* _WHAT YOU WILL DO_: Whichever lines include the word "desktop", copy them as they appear in the data.

** EXERCISE DATA follows **

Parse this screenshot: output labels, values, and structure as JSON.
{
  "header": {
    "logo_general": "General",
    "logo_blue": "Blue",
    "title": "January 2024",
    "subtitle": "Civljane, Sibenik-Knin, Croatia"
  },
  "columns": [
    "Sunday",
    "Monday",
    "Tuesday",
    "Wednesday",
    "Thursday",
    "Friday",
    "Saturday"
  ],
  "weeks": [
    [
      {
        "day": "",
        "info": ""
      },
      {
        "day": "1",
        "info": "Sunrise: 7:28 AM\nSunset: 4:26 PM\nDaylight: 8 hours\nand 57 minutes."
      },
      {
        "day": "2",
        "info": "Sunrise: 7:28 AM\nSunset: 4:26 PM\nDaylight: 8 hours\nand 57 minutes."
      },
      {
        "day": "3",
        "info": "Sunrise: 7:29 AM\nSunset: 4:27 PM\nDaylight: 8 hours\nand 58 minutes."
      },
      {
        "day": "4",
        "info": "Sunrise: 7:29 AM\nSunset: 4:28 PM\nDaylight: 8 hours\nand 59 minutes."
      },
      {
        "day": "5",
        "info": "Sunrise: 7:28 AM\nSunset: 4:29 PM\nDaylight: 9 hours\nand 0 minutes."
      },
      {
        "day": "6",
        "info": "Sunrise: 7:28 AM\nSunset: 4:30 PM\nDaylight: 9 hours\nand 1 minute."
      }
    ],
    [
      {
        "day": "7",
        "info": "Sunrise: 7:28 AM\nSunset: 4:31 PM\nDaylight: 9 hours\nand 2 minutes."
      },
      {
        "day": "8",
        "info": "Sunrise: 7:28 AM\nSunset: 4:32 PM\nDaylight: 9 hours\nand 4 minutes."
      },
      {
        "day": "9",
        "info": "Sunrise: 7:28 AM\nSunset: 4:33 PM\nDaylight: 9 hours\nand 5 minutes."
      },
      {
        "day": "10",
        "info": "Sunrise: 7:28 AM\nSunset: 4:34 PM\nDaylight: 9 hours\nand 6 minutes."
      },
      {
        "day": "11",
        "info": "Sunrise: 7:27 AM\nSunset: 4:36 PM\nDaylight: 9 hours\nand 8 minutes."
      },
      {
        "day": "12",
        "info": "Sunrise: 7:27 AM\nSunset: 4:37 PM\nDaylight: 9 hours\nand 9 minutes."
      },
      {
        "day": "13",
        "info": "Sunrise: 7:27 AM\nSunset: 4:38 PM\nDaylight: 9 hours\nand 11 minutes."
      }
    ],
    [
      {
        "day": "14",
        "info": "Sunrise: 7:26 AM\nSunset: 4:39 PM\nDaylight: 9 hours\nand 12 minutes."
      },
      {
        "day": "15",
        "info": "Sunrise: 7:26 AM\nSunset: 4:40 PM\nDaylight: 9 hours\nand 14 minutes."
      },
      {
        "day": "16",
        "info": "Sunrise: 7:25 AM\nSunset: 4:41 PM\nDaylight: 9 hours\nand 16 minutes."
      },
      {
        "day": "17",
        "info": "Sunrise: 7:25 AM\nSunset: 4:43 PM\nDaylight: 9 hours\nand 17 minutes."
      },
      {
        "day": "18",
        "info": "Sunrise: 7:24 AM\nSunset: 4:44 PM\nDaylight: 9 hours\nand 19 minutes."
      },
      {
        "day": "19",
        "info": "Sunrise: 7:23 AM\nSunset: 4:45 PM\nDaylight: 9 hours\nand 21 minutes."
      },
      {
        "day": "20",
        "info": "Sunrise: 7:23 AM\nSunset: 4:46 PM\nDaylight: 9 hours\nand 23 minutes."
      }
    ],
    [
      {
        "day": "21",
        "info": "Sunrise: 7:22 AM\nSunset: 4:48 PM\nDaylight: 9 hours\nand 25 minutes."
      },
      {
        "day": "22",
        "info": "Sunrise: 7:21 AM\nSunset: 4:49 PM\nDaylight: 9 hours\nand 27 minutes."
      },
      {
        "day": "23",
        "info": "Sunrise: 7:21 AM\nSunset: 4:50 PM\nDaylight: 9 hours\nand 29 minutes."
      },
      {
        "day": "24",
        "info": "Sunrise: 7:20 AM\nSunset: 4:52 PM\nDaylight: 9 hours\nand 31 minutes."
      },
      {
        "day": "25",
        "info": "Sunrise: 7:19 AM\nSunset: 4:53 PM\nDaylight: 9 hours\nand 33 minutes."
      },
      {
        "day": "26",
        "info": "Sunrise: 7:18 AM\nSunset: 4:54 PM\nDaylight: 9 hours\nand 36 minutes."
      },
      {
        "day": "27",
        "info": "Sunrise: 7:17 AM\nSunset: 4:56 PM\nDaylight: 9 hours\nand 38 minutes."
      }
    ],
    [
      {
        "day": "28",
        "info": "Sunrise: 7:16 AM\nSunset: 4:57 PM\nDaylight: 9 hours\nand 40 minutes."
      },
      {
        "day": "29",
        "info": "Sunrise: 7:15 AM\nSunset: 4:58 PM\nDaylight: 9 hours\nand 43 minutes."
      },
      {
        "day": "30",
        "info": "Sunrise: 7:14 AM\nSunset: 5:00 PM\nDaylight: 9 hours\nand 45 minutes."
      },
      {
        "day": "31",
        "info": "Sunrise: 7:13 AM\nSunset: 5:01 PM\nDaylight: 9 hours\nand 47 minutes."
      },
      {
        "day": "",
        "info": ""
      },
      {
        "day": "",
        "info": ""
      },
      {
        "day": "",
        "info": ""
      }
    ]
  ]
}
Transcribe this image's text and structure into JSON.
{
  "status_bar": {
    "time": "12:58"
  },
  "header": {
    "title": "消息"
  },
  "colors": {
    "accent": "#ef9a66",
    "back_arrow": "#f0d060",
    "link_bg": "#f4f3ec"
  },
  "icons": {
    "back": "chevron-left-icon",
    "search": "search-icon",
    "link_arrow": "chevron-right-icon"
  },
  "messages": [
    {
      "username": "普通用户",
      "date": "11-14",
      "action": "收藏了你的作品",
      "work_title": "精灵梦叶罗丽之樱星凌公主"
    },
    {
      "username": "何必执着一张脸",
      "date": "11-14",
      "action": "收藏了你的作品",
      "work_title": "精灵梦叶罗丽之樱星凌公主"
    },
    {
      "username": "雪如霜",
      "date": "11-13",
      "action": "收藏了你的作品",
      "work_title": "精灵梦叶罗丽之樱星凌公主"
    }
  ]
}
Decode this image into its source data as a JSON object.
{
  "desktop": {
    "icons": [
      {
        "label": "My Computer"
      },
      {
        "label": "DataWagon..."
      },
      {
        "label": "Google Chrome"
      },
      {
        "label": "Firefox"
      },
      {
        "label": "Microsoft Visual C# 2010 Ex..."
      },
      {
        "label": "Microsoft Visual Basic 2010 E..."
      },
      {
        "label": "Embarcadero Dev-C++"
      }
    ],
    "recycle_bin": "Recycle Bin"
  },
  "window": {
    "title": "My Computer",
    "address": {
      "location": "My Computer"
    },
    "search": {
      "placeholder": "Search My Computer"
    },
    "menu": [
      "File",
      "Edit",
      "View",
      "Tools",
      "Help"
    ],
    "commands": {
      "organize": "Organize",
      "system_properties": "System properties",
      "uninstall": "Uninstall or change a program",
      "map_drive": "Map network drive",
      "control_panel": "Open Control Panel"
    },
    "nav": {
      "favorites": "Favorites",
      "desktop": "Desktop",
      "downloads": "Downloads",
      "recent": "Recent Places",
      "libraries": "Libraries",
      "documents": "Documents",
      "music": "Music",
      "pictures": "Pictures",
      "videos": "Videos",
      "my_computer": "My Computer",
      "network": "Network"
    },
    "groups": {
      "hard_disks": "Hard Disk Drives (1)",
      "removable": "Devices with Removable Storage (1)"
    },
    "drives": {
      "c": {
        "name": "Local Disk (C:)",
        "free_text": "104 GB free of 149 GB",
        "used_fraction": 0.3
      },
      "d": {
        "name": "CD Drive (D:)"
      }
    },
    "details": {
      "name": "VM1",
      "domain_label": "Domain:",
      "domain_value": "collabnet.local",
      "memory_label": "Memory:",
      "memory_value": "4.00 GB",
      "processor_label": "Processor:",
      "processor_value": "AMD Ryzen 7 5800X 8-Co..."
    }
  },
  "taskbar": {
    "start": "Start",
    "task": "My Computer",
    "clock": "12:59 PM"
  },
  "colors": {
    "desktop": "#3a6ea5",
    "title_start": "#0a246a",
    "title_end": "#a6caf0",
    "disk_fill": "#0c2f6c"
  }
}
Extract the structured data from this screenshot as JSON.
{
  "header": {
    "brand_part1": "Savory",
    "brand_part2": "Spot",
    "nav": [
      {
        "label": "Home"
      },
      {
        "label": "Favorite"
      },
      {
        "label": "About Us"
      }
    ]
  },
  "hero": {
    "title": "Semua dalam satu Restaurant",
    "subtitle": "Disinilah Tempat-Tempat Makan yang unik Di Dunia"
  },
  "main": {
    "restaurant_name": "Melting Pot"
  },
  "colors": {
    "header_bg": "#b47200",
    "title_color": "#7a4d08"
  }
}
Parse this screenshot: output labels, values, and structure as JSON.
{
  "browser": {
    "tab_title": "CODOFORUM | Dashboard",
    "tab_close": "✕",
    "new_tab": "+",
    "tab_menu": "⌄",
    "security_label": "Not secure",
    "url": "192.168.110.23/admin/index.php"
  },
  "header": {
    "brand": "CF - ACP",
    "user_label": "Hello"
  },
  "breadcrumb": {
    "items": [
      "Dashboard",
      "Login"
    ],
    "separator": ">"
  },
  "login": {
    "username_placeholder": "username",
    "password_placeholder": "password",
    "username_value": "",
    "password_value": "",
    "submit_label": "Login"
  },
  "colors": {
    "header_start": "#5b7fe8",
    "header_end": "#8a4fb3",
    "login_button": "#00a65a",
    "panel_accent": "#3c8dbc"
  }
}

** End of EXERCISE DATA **

* _EXERCISE ANSWER_:
  "desktop": {
      "desktop": "Desktop",
    "desktop": "#3a6ea5",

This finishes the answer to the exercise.